The technology – called CARACaS (Control Architecture for Robotic Agent Command and Sensing) – has been developed by the Office of Naval Research (ONR) and allows a number of small boats to escort larger ships unmanned and, if necessary, ‘swarm’ on enemy vessels that pose a threat. 

A video released by the Navy shows the demonstrations, which feature as many as 13 Navy boats operated using either artificial intelligence or remote control.

“Our sailors and marines can’t fight tomorrow’s battles using yesterday’s technology,” said chief of naval research Rear Admiral Matthew Klunder, in a statement.

“This kind of breakthrough is the result of the Navy’s long-term support for innovative research in science and technology.”

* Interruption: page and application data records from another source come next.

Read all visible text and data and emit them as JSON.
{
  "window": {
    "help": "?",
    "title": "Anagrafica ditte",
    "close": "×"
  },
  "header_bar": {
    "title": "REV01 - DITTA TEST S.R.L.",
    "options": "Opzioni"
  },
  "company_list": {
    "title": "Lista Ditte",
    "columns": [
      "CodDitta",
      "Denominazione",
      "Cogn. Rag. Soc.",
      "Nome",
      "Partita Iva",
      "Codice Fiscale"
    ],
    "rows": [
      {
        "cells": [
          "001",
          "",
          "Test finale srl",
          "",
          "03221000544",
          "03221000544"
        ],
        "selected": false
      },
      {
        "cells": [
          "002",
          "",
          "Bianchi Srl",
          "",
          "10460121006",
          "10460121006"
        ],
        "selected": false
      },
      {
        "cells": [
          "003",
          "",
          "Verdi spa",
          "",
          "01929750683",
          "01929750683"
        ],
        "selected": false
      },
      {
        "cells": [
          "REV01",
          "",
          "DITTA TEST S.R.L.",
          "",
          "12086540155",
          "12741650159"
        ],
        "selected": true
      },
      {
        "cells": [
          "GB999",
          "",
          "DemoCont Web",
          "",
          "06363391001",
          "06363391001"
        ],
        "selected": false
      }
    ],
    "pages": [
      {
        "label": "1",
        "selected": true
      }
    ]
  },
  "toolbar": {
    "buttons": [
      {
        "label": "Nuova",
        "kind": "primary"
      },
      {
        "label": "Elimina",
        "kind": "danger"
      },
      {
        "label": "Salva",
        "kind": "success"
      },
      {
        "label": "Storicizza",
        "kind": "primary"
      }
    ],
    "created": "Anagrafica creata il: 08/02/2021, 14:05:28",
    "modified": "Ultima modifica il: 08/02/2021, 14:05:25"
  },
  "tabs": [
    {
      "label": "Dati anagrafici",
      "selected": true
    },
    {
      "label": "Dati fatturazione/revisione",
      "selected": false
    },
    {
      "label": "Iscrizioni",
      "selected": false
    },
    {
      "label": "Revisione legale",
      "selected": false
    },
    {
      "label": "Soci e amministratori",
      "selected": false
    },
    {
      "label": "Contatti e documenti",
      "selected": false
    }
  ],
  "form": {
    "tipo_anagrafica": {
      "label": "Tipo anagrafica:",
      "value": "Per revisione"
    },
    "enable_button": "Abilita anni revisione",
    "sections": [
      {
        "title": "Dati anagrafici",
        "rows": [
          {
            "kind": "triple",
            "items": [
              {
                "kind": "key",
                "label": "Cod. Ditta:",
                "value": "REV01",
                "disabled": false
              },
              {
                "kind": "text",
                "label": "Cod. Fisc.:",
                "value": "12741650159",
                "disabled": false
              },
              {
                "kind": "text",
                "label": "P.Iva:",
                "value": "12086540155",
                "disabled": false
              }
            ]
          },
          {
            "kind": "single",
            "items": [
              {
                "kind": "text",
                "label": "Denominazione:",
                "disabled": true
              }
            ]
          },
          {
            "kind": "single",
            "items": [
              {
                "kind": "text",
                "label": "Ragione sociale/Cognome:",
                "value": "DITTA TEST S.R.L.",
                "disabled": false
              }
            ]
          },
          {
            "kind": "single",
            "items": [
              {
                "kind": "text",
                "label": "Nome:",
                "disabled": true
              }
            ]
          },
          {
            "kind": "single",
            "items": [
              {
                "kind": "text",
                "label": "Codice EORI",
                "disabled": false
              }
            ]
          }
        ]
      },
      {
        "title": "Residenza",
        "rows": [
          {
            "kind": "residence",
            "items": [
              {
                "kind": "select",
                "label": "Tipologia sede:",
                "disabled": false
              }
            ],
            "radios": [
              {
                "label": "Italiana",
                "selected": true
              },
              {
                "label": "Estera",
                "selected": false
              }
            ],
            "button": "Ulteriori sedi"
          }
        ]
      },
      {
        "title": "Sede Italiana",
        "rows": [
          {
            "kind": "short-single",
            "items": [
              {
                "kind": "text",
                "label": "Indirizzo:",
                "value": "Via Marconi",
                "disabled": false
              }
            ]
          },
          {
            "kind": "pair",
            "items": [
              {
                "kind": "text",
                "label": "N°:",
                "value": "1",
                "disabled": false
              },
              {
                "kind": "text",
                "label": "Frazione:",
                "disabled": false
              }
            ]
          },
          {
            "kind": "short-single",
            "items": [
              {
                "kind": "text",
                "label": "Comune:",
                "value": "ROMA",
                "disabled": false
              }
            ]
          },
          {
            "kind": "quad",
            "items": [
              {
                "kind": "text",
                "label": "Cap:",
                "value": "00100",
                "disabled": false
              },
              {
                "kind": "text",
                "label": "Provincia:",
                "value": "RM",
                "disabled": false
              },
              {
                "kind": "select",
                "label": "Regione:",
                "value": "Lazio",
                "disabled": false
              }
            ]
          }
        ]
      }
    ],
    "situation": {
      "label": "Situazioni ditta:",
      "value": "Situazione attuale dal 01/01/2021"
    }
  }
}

Dr Robert Brizzolara, programme manager at ONR, added, “It will remove our sailors and marines from many dangerous situations – for instance, when they need to approach hostile or suspicious vessels. If an adversary were to fire on the USVs (unmanned surface vehicle), no humans would be at risk.”

So history may not repeat itself

As pointed out in the video, the Navy hopes the technology can help prevent instances such as the attack that occurred in 2000 on the destroyer USS Cole in Yemen, when a small boat laden with explosives was able to get near the vessel and detonate. Seventeen American sailors were killed and a further 39 injured.

It is also believed that, in future, the technology could be used in the development of unmanned aerial vehicles (UAVs).

In March, the Navy revealed it was looking into technology that would allow a giant solar station orbiting the Earth to beam down solar energy for the military in an attempt to shed its position as one of the world’s largest petroleum-consuming organisations.

Dean is a freelance journalist and editor covering media.

editorial@siliconrepublic.com